Neturei Karta's leader in Israel, self-styled Rabbi Yisrael Hirsch, said while it "hurt when people deny the Holocaust happened" the Jews' participation in Tehran was important.
"The purpose was to reveal to the whole world that the Iranians do not have any hatred to Jews, they only oppose Zionism like we do," he said, surrounded by volumes of sacred Jewish scriptures at his modest home in Mea Sharim.
"We wanted to show that Zionism does not represent the Jewish people."
Hirsch, a 51-year-old U.S. citizen by birth who rejected Israeli citizenship, said he was unable to go to Tehran because he lived in Israel. Iran does not grant entry to visitors with Israeli entry stamps in their passports. Hirsch's father Moshe, a New York-born rabbi, was Arafat's adviser on Jewish affairs.
Neturei Karta, Aramaic for "guardians of the city," was formed in Jerusalem in the 1930s as a bulwark against the growing Zionist movement in what was then British Mandate Palestine. The large and influential Satmar Hassidic sect, which also opposes the state of Israel and believes Zionism is an "idolatrous temptation," is a traditional Neturei Karta ally but has increasingly distanced itself from the movement.
'Acts of madness'

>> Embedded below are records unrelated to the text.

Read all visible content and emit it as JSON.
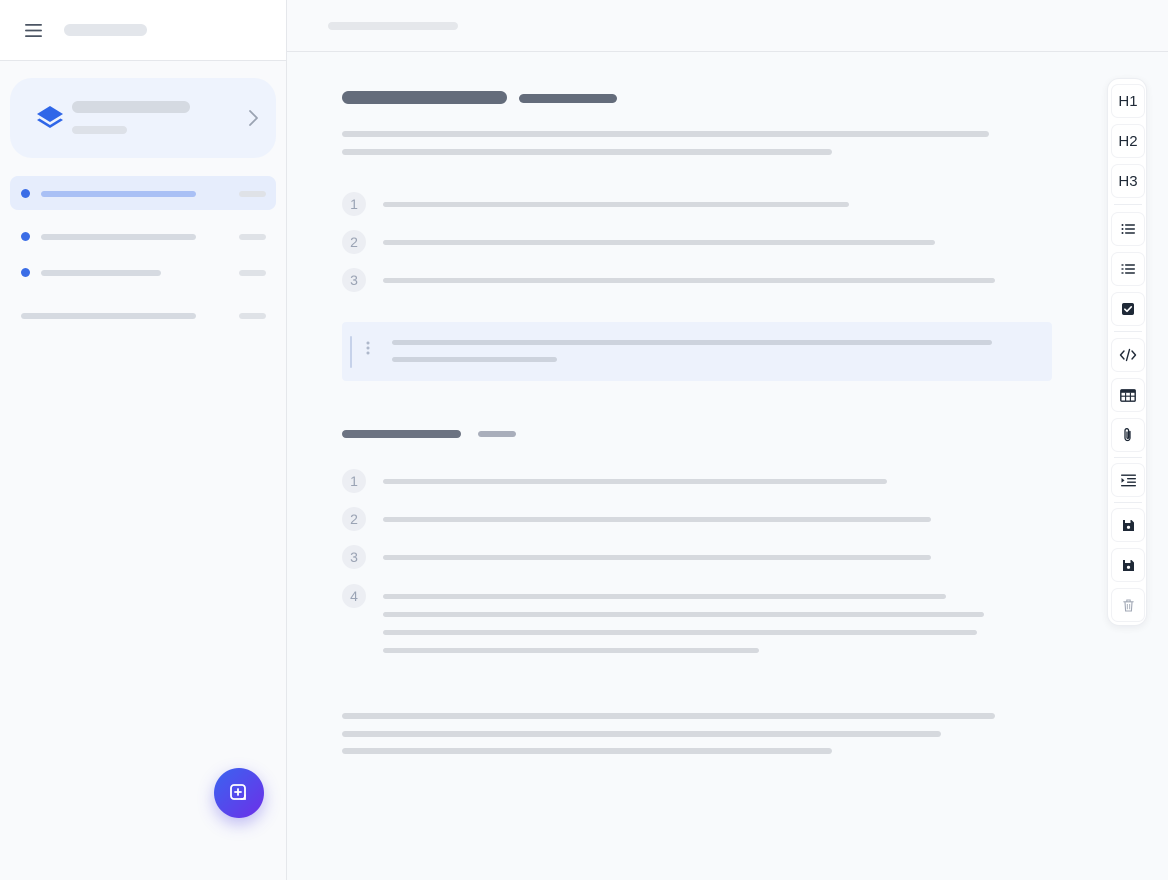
{
  "sidebar": {
    "nav_items": [
      {
        "active": true
      },
      {
        "active": false
      },
      {
        "active": false
      },
      {
        "active": false
      }
    ]
  },
  "document": {
    "list1": [
      "1",
      "2",
      "3"
    ],
    "list2": [
      "1",
      "2",
      "3",
      "4"
    ]
  },
  "toolbar": {
    "heading1": "H1",
    "heading2": "H2",
    "heading3": "H3",
    "icons": [
      "bullet-list-icon",
      "numbered-list-icon",
      "checkbox-icon",
      "code-icon",
      "table-icon",
      "attachment-icon",
      "indent-icon",
      "save-icon",
      "save-as-icon",
      "trash-icon"
    ]
  },
  "colors": {
    "accent": "#3b6de6",
    "fab_gradient_start": "#3a64f0",
    "fab_gradient_end": "#6d2fe8",
    "title_text_placeholder": "#646c7b",
    "body_text_placeholder": "#d6d9de"
  }
}
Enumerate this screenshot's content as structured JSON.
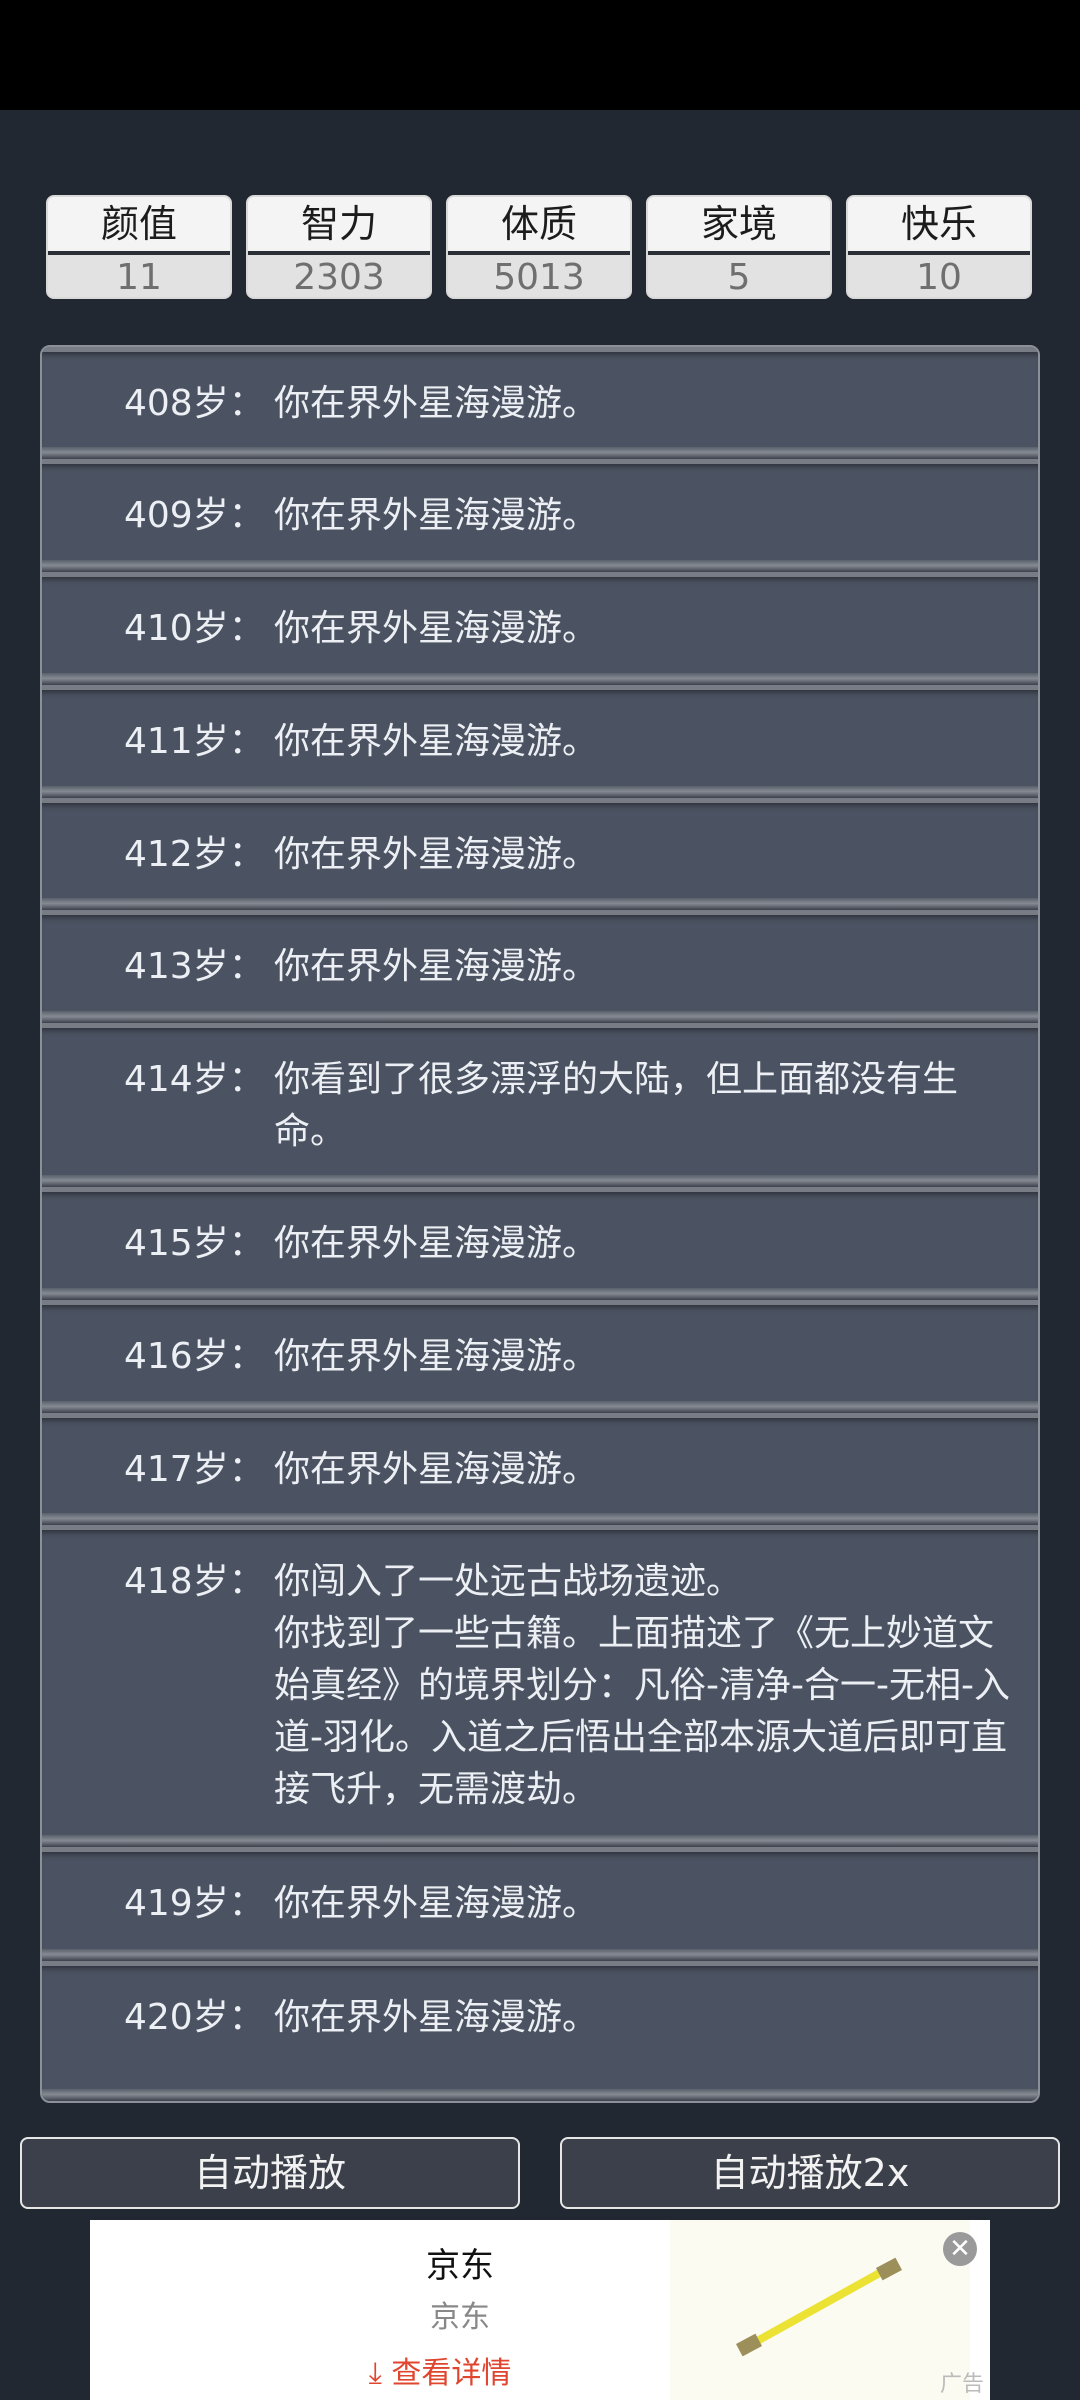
{
  "stats": [
    {
      "label": "颜值",
      "value": "11"
    },
    {
      "label": "智力",
      "value": "2303"
    },
    {
      "label": "体质",
      "value": "5013"
    },
    {
      "label": "家境",
      "value": "5"
    },
    {
      "label": "快乐",
      "value": "10"
    }
  ],
  "log": [
    {
      "age": "408岁：",
      "text": "你在界外星海漫游。"
    },
    {
      "age": "409岁：",
      "text": "你在界外星海漫游。"
    },
    {
      "age": "410岁：",
      "text": "你在界外星海漫游。"
    },
    {
      "age": "411岁：",
      "text": "你在界外星海漫游。"
    },
    {
      "age": "412岁：",
      "text": "你在界外星海漫游。"
    },
    {
      "age": "413岁：",
      "text": "你在界外星海漫游。"
    },
    {
      "age": "414岁：",
      "text": "你看到了很多漂浮的大陆，但上面都没有生命。"
    },
    {
      "age": "415岁：",
      "text": "你在界外星海漫游。"
    },
    {
      "age": "416岁：",
      "text": "你在界外星海漫游。"
    },
    {
      "age": "417岁：",
      "text": "你在界外星海漫游。"
    },
    {
      "age": "418岁：",
      "text": "你闯入了一处远古战场遗迹。",
      "text2": "你找到了一些古籍。上面描述了《无上妙道文始真经》的境界划分：凡俗-清净-合一-无相-入道-羽化。入道之后悟出全部本源大道后即可直接飞升，无需渡劫。"
    },
    {
      "age": "419岁：",
      "text": "你在界外星海漫游。"
    },
    {
      "age": "420岁：",
      "text": "你在界外星海漫游。"
    }
  ],
  "controls": {
    "auto_play": "自动播放",
    "auto_play_2x": "自动播放2x"
  },
  "ad": {
    "title": "京东",
    "subtitle": "京东",
    "link": "查看详情",
    "link_icon": "download-arrow-icon",
    "close_icon": "close-icon",
    "label": "广告"
  }
}
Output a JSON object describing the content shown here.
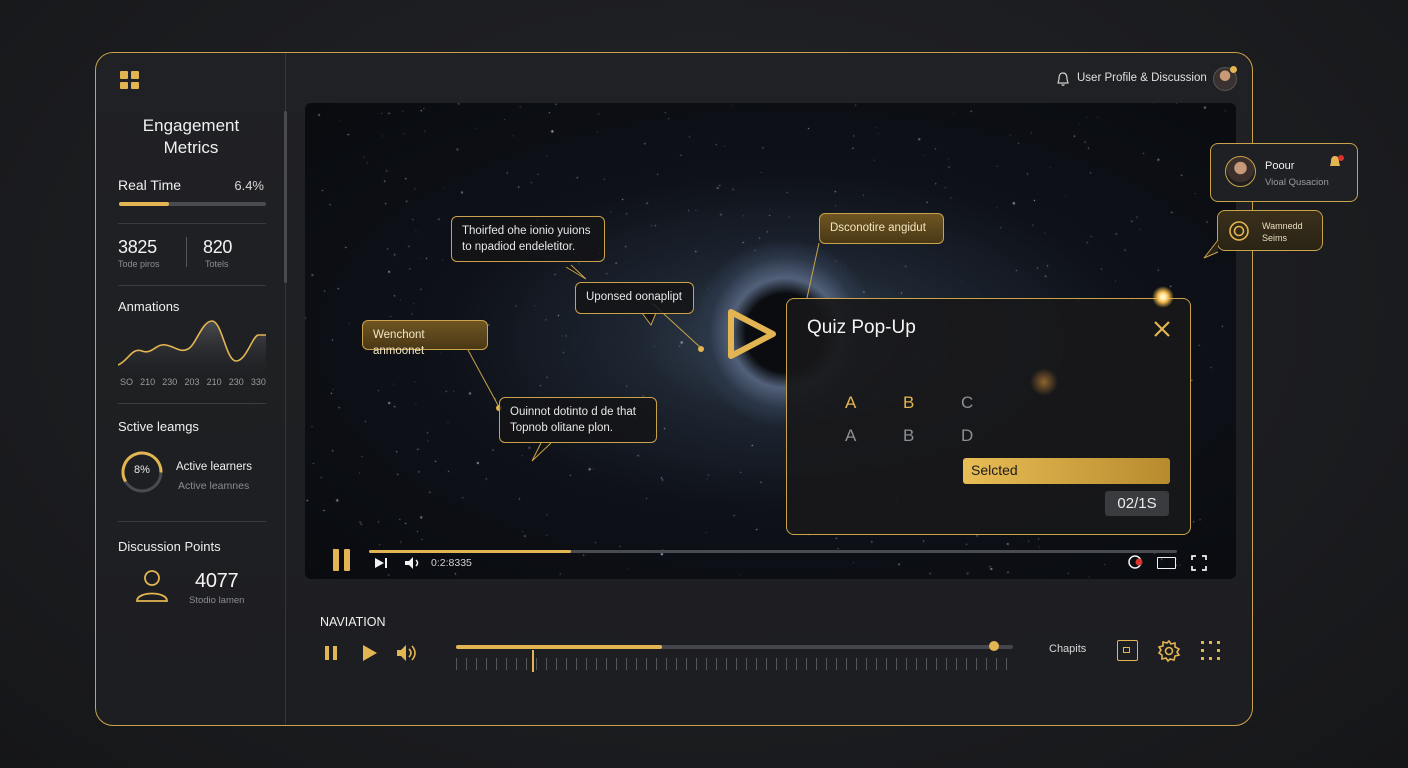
{
  "header": {
    "profile_label": "User Profile & Discussion"
  },
  "sidebar": {
    "title_line1": "Engagement",
    "title_line2": "Metrics",
    "realtime_label": "Real Time",
    "realtime_value": "6.4%",
    "realtime_progress": 0.34,
    "stat1_value": "3825",
    "stat1_label": "Tode piros",
    "stat2_value": "820",
    "stat2_label": "Totels",
    "animations_label": "Anmations",
    "chart_ticks": [
      "SO",
      "210",
      "230",
      "203",
      "210",
      "230",
      "330"
    ],
    "active_section_label": "Sctive leamgs",
    "active_ring_value": "8%",
    "active_title": "Active learners",
    "active_subtitle": "Active leamnes",
    "discussion_label": "Discussion Points",
    "discussion_value": "4077",
    "discussion_sub": "Stodio lamen"
  },
  "video": {
    "callout1_line1": "Thoirfed ohe ionio yuions",
    "callout1_line2": "to npadiod endeletitor.",
    "callout2": "Uponsed oonaplipt",
    "callout3": "Wenchont anmoonet",
    "callout4_line1": "Ouinnot dotinto d de that",
    "callout4_line2": "Topnob olitane plon.",
    "callout5": "Dsconotire angidut",
    "time": "0:2:8335",
    "progress": 0.25
  },
  "quiz": {
    "title": "Quiz Pop-Up",
    "row1": [
      "A",
      "B",
      "C"
    ],
    "row2": [
      "A",
      "B",
      "D"
    ],
    "selected_label": "Selcted",
    "count": "02/1S"
  },
  "floating": {
    "card1_title": "Poour",
    "card1_sub": "Vioal Qusacion",
    "card2_line1": "Wamnedd",
    "card2_line2": "Seims"
  },
  "navigation": {
    "label": "NAVIATION",
    "chapters_label": "Chapits",
    "timeline_progress": 0.37
  },
  "colors": {
    "accent": "#e2b552",
    "frame": "#c9a24a",
    "background": "#1b1c1f"
  }
}
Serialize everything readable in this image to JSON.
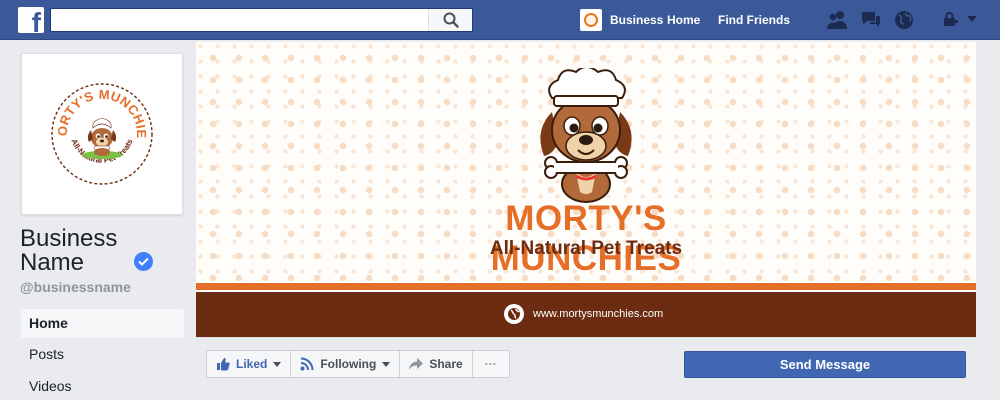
{
  "topbar": {
    "logo_letter": "f",
    "search": {
      "value": "",
      "placeholder": ""
    },
    "profile_label": "Business",
    "home_label": "Home",
    "find_friends_label": "Find Friends",
    "icons": [
      "friend-requests-icon",
      "messages-icon",
      "notifications-globe-icon",
      "lock-icon",
      "chevron-down-icon"
    ]
  },
  "page": {
    "name": "Business Name",
    "handle": "@businessname",
    "verified": true
  },
  "sidebar": {
    "items": [
      {
        "label": "Home",
        "active": true
      },
      {
        "label": "Posts",
        "active": false
      },
      {
        "label": "Videos",
        "active": false
      }
    ]
  },
  "cover": {
    "brand_name": "MORTY'S MUNCHIES",
    "tagline": "All-Natural Pet Treats",
    "website": "www.mortysmunchies.com"
  },
  "profile_logo": {
    "arc_text_top": "MORTY'S MUNCHIES",
    "arc_text_bottom": "All-Natural Pet Treats"
  },
  "actions": {
    "liked_label": "Liked",
    "following_label": "Following",
    "share_label": "Share",
    "more_label": "···",
    "send_message_label": "Send Message"
  },
  "colors": {
    "facebook_blue": "#3b5998",
    "button_blue": "#4267b2",
    "brand_orange": "#e56f28",
    "brand_brown": "#6c2c11",
    "verified_blue": "#4080ff"
  }
}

Satmar's United States-based rabbinical leadership described the Jews' attendance at the Tehran conference as "acts of madness" and called on Satmar disciples and others to shun those who "give the go-ahead for the spilling of Jewish blood."
Many in the ultra-Orthodox world believe Moshe Hirsch, now taking a back seat in the movement, steered Neturei Karta away from its principles and represents a breakaway sect by drawing it closer to militant Muslim figures opposed to Israel, like Hamas.
Israel Eichler, a former Israeli lawmaker and well-known Haredi commentator, described their activities as "anachronistic" and "anarchistic."
Yisrael Hirsch is undeterred by those arguments.
"The majority of the Haredi world opposes Zionism in principle," he said. "We are sure one day Israel will cease to exist just like the Soviet Union did."


Updated : 2021-04-15 08:32 GMT+08:00